- **Records to use**:
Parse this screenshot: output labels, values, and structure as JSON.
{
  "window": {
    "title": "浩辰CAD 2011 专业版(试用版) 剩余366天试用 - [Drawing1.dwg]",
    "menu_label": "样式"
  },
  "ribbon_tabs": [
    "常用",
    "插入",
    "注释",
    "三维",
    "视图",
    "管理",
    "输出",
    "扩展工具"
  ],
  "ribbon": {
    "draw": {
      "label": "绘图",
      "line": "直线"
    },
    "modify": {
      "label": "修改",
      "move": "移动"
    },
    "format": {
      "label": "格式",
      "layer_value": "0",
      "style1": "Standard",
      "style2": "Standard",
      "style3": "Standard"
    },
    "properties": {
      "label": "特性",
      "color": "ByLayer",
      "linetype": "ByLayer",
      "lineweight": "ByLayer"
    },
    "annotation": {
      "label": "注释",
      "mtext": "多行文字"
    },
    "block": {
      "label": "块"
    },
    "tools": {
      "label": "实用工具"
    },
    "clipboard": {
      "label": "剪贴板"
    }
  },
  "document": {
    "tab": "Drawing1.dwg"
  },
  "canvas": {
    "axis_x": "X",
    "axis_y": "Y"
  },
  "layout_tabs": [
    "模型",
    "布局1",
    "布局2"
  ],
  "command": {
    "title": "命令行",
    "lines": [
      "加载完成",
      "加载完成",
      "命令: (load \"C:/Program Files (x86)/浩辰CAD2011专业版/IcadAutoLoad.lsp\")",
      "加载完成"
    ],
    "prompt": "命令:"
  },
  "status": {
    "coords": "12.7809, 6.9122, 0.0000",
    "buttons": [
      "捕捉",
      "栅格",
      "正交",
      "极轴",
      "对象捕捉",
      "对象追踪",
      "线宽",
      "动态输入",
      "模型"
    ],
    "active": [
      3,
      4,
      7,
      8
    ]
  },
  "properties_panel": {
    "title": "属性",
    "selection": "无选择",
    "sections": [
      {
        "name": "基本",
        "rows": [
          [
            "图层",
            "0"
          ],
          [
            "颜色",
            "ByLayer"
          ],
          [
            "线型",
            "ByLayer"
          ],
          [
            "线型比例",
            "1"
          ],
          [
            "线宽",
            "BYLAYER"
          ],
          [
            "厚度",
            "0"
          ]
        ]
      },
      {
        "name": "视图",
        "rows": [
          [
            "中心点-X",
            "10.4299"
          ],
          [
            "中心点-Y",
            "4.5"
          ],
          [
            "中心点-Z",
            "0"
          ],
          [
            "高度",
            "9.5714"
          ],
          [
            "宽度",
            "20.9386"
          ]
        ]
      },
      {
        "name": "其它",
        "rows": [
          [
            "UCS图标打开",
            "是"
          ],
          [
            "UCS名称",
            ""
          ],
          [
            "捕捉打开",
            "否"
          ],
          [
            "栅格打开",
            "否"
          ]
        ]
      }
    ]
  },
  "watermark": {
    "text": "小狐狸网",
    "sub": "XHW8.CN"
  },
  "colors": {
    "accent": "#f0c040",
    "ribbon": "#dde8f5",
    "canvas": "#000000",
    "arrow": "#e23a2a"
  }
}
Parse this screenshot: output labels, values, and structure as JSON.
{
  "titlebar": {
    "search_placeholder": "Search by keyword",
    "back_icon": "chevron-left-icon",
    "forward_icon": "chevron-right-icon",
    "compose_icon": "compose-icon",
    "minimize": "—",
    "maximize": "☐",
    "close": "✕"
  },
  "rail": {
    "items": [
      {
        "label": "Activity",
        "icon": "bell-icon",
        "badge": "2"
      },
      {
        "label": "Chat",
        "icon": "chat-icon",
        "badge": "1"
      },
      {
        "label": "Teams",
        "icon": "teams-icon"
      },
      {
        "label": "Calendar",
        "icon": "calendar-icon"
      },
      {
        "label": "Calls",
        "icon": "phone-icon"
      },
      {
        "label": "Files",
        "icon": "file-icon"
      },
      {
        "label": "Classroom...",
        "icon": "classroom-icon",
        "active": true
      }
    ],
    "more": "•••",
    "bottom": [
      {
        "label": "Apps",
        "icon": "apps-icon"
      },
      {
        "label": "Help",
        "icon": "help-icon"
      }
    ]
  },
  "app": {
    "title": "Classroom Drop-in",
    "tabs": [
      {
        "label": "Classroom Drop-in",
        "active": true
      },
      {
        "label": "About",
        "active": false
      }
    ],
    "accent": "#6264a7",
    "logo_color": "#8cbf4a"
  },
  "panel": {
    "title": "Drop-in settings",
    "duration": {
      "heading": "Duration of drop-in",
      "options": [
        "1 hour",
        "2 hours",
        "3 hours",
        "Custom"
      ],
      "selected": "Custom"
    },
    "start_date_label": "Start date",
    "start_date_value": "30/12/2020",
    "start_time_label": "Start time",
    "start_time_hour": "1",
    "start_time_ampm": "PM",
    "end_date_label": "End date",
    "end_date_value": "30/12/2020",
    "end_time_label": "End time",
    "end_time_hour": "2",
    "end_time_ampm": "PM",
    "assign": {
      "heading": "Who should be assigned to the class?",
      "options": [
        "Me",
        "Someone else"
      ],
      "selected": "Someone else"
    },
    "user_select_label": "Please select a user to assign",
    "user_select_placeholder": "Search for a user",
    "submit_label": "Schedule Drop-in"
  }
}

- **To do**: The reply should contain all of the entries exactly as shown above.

- **Expected answer**:
Parse this screenshot: output labels, values, and structure as JSON.
{
  "window": {
    "title": "浩辰CAD 2011 专业版(试用版) 剩余366天试用 - [Drawing1.dwg]",
    "menu_label": "样式"
  },
  "ribbon_tabs": [
    "常用",
    "插入",
    "注释",
    "三维",
    "视图",
    "管理",
    "输出",
    "扩展工具"
  ],
  "ribbon": {
    "draw": {
      "label": "绘图",
      "line": "直线"
    },
    "modify": {
      "label": "修改",
      "move": "移动"
    },
    "format": {
      "label": "格式",
      "layer_value": "0",
      "style1": "Standard",
      "style2": "Standard",
      "style3": "Standard"
    },
    "properties": {
      "label": "特性",
      "color": "ByLayer",
      "linetype": "ByLayer",
      "lineweight": "ByLayer"
    },
    "annotation": {
      "label": "注释",
      "mtext": "多行文字"
    },
    "block": {
      "label": "块"
    },
    "tools": {
      "label": "实用工具"
    },
    "clipboard": {
      "label": "剪贴板"
    }
  },
  "document": {
    "tab": "Drawing1.dwg"
  },
  "canvas": {
    "axis_x": "X",
    "axis_y": "Y"
  },
  "layout_tabs": [
    "模型",
    "布局1",
    "布局2"
  ],
  "command": {
    "title": "命令行",
    "lines": [
      "加载完成",
      "加载完成",
      "命令: (load \"C:/Program Files (x86)/浩辰CAD2011专业版/IcadAutoLoad.lsp\")",
      "加载完成"
    ],
    "prompt": "命令:"
  },
  "status": {
    "coords": "12.7809, 6.9122, 0.0000",
    "buttons": [
      "捕捉",
      "栅格",
      "正交",
      "极轴",
      "对象捕捉",
      "对象追踪",
      "线宽",
      "动态输入",
      "模型"
    ],
    "active": [
      3,
      4,
      7,
      8
    ]
  },
  "properties_panel": {
    "title": "属性",
    "selection": "无选择",
    "sections": [
      {
        "name": "基本",
        "rows": [
          [
            "图层",
            "0"
          ],
          [
            "颜色",
            "ByLayer"
          ],
          [
            "线型",
            "ByLayer"
          ],
          [
            "线型比例",
            "1"
          ],
          [
            "线宽",
            "BYLAYER"
          ],
          [
            "厚度",
            "0"
          ]
        ]
      },
      {
        "name": "视图",
        "rows": [
          [
            "中心点-X",
            "10.4299"
          ],
          [
            "中心点-Y",
            "4.5"
          ],
          [
            "中心点-Z",
            "0"
          ],
          [
            "高度",
            "9.5714"
          ],
          [
            "宽度",
            "20.9386"
          ]
        ]
      },
      {
        "name": "其它",
        "rows": [
          [
            "UCS图标打开",
            "是"
          ],
          [
            "UCS名称",
            ""
          ],
          [
            "捕捉打开",
            "否"
          ],
          [
            "栅格打开",
            "否"
          ]
        ]
      }
    ]
  },
  "watermark": {
    "text": "小狐狸网",
    "sub": "XHW8.CN"
  },
  "colors": {
    "accent": "#f0c040",
    "ribbon": "#dde8f5",
    "canvas": "#000000",
    "arrow": "#e23a2a"
  }
}
Parse this screenshot: output labels, values, and structure as JSON.
{
  "titlebar": {
    "search_placeholder": "Search by keyword",
    "back_icon": "chevron-left-icon",
    "forward_icon": "chevron-right-icon",
    "compose_icon": "compose-icon",
    "minimize": "—",
    "maximize": "☐",
    "close": "✕"
  },
  "rail": {
    "items": [
      {
        "label": "Activity",
        "icon": "bell-icon",
        "badge": "2"
      },
      {
        "label": "Chat",
        "icon": "chat-icon",
        "badge": "1"
      },
      {
        "label": "Teams",
        "icon": "teams-icon"
      },
      {
        "label": "Calendar",
        "icon": "calendar-icon"
      },
      {
        "label": "Calls",
        "icon": "phone-icon"
      },
      {
        "label": "Files",
        "icon": "file-icon"
      },
      {
        "label": "Classroom...",
        "icon": "classroom-icon",
        "active": true
      }
    ],
    "more": "•••",
    "bottom": [
      {
        "label": "Apps",
        "icon": "apps-icon"
      },
      {
        "label": "Help",
        "icon": "help-icon"
      }
    ]
  },
  "app": {
    "title": "Classroom Drop-in",
    "tabs": [
      {
        "label": "Classroom Drop-in",
        "active": true
      },
      {
        "label": "About",
        "active": false
      }
    ],
    "accent": "#6264a7",
    "logo_color": "#8cbf4a"
  },
  "panel": {
    "title": "Drop-in settings",
    "duration": {
      "heading": "Duration of drop-in",
      "options": [
        "1 hour",
        "2 hours",
        "3 hours",
        "Custom"
      ],
      "selected": "Custom"
    },
    "start_date_label": "Start date",
    "start_date_value": "30/12/2020",
    "start_time_label": "Start time",
    "start_time_hour": "1",
    "start_time_ampm": "PM",
    "end_date_label": "End date",
    "end_date_value": "30/12/2020",
    "end_time_label": "End time",
    "end_time_hour": "2",
    "end_time_ampm": "PM",
    "assign": {
      "heading": "Who should be assigned to the class?",
      "options": [
        "Me",
        "Someone else"
      ],
      "selected": "Someone else"
    },
    "user_select_label": "Please select a user to assign",
    "user_select_placeholder": "Search for a user",
    "submit_label": "Schedule Drop-in"
  }
}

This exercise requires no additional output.